* Required action: Only the number is needed: the count of lines in the records with the word "settings".

-- Exercise data follows --

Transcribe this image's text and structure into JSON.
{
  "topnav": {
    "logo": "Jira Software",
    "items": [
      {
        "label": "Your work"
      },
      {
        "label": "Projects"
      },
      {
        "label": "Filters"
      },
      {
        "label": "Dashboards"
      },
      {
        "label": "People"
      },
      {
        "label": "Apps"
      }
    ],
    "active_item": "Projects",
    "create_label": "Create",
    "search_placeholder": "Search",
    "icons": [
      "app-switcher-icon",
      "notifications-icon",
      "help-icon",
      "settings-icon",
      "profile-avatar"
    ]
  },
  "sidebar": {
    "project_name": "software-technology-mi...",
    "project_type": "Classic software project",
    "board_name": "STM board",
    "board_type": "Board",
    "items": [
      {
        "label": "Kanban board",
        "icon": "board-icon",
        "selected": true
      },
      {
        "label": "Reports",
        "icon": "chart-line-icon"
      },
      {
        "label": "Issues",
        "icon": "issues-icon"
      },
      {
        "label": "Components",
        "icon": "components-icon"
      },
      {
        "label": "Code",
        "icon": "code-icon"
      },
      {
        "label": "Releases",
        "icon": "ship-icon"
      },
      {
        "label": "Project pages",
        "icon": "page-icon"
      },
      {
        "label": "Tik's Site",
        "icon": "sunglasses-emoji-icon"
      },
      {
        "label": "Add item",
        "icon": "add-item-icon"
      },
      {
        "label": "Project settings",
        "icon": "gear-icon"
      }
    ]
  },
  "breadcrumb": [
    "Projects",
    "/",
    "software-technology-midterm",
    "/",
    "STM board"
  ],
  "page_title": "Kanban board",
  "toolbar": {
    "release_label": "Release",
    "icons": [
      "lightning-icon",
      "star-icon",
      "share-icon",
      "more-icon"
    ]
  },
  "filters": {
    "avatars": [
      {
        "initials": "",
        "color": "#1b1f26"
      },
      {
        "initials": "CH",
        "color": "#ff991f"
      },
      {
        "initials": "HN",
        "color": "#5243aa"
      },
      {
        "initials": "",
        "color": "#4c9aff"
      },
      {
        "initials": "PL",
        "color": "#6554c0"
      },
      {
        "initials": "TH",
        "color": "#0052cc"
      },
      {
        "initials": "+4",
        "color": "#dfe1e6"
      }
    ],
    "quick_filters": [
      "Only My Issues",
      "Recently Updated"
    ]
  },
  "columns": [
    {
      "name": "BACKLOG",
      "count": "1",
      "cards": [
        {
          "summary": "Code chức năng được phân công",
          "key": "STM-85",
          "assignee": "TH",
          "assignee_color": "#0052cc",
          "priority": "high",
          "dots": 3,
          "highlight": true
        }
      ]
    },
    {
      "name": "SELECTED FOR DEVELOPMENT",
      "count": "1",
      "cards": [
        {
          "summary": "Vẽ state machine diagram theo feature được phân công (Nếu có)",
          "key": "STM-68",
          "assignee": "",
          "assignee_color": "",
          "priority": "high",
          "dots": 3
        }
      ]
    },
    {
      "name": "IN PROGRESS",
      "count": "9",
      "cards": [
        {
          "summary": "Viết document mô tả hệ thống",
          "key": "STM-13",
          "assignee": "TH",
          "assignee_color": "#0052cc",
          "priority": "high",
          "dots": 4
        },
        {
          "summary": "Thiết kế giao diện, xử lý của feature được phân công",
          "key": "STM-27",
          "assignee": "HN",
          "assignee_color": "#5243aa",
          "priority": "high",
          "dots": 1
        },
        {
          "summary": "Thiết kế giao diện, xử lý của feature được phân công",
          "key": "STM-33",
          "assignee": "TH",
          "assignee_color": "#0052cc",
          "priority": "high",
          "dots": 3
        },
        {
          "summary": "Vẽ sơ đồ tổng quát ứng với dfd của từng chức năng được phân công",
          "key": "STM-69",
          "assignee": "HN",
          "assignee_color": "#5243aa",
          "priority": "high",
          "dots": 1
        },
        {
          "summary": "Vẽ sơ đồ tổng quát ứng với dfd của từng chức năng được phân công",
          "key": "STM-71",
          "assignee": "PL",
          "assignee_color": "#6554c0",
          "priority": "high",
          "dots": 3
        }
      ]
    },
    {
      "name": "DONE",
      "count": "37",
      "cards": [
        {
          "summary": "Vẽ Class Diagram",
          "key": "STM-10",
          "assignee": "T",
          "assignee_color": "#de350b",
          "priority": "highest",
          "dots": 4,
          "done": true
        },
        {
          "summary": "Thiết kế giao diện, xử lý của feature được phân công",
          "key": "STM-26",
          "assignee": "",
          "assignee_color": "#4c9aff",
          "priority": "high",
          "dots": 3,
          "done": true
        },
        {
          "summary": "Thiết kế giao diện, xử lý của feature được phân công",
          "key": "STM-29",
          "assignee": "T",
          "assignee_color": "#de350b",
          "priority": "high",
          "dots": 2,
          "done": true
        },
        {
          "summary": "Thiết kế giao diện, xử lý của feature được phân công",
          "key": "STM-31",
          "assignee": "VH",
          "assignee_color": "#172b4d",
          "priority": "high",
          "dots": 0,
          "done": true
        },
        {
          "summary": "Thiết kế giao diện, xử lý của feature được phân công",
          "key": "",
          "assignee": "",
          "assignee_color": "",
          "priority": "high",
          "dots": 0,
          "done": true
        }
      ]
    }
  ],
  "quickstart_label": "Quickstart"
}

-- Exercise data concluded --

* Result for this exercise: 2